##### 2.2. CRTM Mode

CRTM, a rapid radiation transmission model developed by the US Joint Center for Satellite Data Assimilation (JCSDA), is one of the software programs in the numerical weather forecasting data assimilation system. In this paper, the CRTM model is used to transform the existing atmospheric profile information (including barometric pressure, temperature, humidity, and ozone level) into the required observation brightness temperature information using the clear sky module (ClearSky), which acts as the observation operator in the ideal experiment. In addition, the descent algorithm adopted in the process of assimilation is the finite inner quasi-Newton method (Nocedal [14], 1980; Liu and Nocedal [15], 1989).

##### 2.3. WRFDA

WRFDA is an assimilation module of the WRF mode that assimilates the observed data into a background field obtained by numerical prediction and uses the variational assimilation technique to obtain the required analysis field. The current WRF-3DVar system can assimilate conventional observations and unconventional data like radar, occultation data, satellite radiometric data, and so on.

#### 3. Variational Assimilation Scheme of Gradient Information
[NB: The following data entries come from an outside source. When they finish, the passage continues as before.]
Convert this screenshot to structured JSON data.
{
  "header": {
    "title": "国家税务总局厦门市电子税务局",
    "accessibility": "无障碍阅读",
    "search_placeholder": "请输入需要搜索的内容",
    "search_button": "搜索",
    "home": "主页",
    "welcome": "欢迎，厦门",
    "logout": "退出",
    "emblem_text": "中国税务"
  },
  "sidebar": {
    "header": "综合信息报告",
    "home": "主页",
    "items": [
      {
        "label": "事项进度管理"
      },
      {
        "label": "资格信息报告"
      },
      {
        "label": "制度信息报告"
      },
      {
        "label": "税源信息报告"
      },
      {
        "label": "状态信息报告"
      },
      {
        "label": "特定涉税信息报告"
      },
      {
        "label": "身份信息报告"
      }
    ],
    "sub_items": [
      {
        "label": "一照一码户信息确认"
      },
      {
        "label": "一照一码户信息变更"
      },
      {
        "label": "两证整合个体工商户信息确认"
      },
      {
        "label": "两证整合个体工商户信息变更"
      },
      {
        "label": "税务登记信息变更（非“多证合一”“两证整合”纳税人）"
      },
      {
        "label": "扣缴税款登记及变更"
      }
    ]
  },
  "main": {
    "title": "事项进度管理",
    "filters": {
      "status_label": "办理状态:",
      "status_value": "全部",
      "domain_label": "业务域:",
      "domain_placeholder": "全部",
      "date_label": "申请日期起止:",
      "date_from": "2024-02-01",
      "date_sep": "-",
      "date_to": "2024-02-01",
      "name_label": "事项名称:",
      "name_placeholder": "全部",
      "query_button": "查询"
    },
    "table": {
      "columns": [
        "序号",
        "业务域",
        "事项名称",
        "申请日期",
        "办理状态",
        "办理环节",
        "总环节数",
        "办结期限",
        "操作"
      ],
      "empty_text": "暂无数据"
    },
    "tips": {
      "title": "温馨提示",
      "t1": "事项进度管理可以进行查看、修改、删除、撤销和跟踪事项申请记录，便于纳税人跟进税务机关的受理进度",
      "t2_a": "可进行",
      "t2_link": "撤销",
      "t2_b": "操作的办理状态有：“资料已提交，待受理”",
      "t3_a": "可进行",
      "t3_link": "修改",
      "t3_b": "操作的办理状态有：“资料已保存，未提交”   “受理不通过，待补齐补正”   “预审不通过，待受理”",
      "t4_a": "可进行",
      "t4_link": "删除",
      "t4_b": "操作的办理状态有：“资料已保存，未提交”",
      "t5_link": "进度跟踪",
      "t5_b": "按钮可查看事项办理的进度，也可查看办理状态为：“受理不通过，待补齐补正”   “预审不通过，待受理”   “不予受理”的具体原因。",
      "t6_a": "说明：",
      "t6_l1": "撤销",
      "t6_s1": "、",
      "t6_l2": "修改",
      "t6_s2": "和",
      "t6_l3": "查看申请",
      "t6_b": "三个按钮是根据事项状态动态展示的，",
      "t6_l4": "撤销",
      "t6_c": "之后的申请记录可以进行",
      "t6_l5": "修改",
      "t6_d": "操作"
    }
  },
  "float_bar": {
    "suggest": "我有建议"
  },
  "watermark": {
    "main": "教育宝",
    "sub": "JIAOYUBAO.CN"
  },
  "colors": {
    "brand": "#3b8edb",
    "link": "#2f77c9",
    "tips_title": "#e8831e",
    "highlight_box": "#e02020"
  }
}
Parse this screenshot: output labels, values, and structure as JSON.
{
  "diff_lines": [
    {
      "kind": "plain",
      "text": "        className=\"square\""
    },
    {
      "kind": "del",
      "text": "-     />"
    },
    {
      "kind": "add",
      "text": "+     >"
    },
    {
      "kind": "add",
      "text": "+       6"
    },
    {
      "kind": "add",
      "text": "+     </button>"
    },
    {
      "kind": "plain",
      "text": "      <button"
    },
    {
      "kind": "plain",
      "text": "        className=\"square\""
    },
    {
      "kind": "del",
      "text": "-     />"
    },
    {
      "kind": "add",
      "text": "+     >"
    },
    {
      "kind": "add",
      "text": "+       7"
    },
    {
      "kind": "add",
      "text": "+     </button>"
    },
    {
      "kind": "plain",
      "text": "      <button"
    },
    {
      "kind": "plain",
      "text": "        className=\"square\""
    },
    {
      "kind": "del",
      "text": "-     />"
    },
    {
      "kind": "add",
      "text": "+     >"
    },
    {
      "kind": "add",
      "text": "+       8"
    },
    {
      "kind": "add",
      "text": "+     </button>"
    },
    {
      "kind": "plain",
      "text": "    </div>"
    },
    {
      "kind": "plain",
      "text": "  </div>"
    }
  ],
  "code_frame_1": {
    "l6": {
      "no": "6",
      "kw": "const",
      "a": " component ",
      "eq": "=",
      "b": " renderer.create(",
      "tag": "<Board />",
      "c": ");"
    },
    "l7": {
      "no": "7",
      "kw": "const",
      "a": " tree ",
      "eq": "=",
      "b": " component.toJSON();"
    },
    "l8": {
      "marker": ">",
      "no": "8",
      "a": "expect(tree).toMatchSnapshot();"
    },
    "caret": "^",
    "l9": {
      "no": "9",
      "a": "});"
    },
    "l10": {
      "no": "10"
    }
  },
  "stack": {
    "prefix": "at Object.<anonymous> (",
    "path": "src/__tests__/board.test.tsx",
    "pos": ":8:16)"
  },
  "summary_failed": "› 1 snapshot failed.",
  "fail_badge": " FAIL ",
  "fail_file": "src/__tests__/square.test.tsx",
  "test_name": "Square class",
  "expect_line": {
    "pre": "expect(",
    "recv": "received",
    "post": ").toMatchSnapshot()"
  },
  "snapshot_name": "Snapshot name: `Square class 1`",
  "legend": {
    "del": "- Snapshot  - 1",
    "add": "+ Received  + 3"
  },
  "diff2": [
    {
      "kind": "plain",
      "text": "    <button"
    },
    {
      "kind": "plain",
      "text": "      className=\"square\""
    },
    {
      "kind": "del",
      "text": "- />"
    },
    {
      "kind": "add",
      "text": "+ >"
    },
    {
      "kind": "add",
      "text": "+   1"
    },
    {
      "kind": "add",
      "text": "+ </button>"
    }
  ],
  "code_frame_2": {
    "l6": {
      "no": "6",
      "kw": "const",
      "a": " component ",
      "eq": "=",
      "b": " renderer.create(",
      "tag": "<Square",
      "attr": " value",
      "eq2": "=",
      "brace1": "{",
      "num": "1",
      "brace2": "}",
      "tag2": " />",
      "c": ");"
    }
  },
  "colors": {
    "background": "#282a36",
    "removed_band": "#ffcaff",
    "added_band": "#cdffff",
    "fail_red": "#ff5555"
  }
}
##### 3.1. Construction of Horizontal Gradient Information

Suppose there exists the following truth vector of satellite bright temperature observation data:

where is the number of data in the data sequence and superscript represents the transpose. Assuming there exists systematic bias and random bias vector of satellite data,and the bias has an unbiased stochastic distribution. The mode status variable is . The observation operator is . It is equivalent to use the CRTM mode to convert the profile containing the temperature information into the brightness temperature.

The observed data vector with bias can be expressed as :

To eliminate , it is necessary to rebuild the model variables and observation vectors. First, the model variable is transformed into gradient information. Then, consider the mapping of the model variable to the observation space vector.

Then, performing the gradient information transformation,and is the new pattern variable after the gradient information transformation. is the spatial distance between the two data locations. The observation vector is rewritten as :

is the gradient information after the transformation of the observed vector, which eliminates the impact of , and is the residual expectation of the new variables after transformation:

##### 3.2. Gradient Information Assimilation

The gradient information is introduced into the assimilation of satellite data. When only the gradient information is assimilated, the cost function is defined as

is the difference between the new control variable and new observation variable after the gradient information is transformed.

represents the gradient information transformation operator.

#### 4. Ideal Test

The standard profile used in this paper is from the CRTM model. According to the range of pressure in the actual model, it extracts the 63 layer temperature profile (51.5–1010 hPa) that contains the atmospheric temperature profiles, humidity profiles, ozone profiles, and other information. In this paper, the temperature variation in profile is chosen as the assimilation test. According to the distribution of the pressure layer and channel weight function map of the AMSU-A satellite data, it selects 4–9 channel as a channel assimilation which is also the mode of the commonly used AMSU-A satellite data assimilation channel.

Table 1 shows the specific test settings of the ideal scheme. The purpose of gradient information assimilation is to eliminate the systematic bias of the instrument. To highlight the impact of systematic bias and not consider the background error covariance matrix, a fixed random bias is set in the range of ±1 K. The systematic bias is set to 0, 0.5, 1, 1.5, or 2.0 K. According to the test settings, , represent the true value of the brightness temperature of two standard profiles. , represent the brightness temperature of the two standard profiles that are a superposition of random bias and systematic bias. , represent the brightness temperature of two profiles obtained by variational assimilation, which set , as the initial profile, and set , as the true value of the brightness temperature. Then, the RMSE of , , and , is calculated as an average of the 4–9 channel. The results are shown in Figure 1.